Facebook has quietly launched its Express WiFi app on Google Play, and it's now available for download in Indonesia and Kenya. The application gives users a way to purchase internet connection from participating businesses instead of paying for a more expensive and, in many places in developing nations, typically slow and spotty mobile connection. Facebook originally launched its Express WiFi program in India last year, but it required users to download an app from a telecom to reconfigure their phone settings. This Google Play app will make the program's rollout in other countries much smoother and easier.
A Facebook spokesperson has confirmed the app's rollout to TechCrunch:
"Facebook is releasing the Express Wi-Fi app in the Google Play store to give people another simple and secure way to access fast, affordable internet through their local Express Wi-Fi hotspots."
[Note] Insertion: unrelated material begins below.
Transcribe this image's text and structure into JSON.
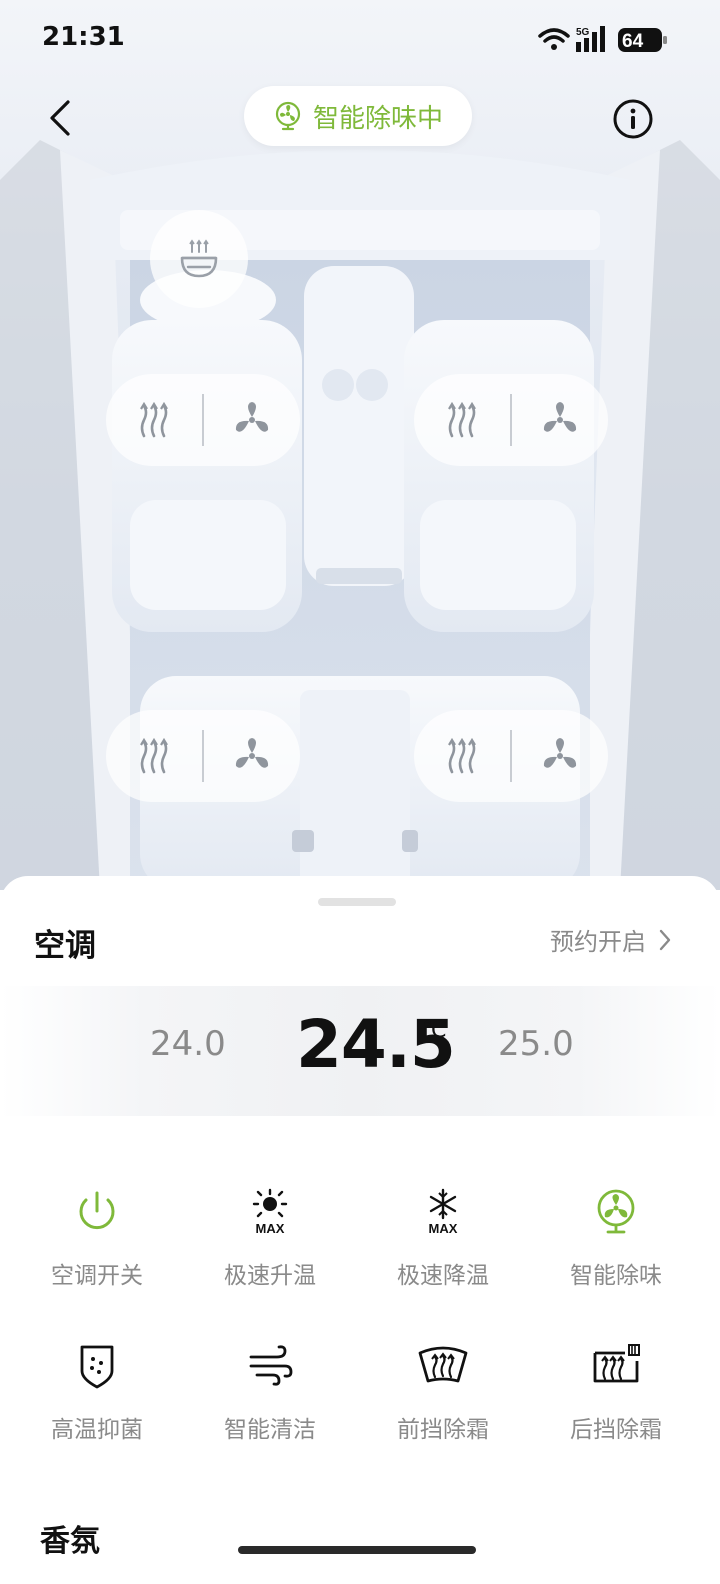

Express WiFi identifies places that sell connections as "WiFi zones," and users can find the nearest one on a map within the application. Once connected, users can go to any website they want, download music, watch videos and so on and so forth, unlike with Facebook's Free Basics. The heavily criticized feature provides people in dozens of developing nations with free connection, but they can only access the social network itself along with a few services the company approved.
In countries where most people can't afford or don't have access to mobile data, Free Basics has made Facebook the internet. And since there's so much fake news circulating on the platform, Facebook has become a purveyor of misinformation. A connection that allows people to access what they want is definitely the better option. So long as the app's "data packs" are cheaper than potential users' local mobile data rates, I can see people paying for them.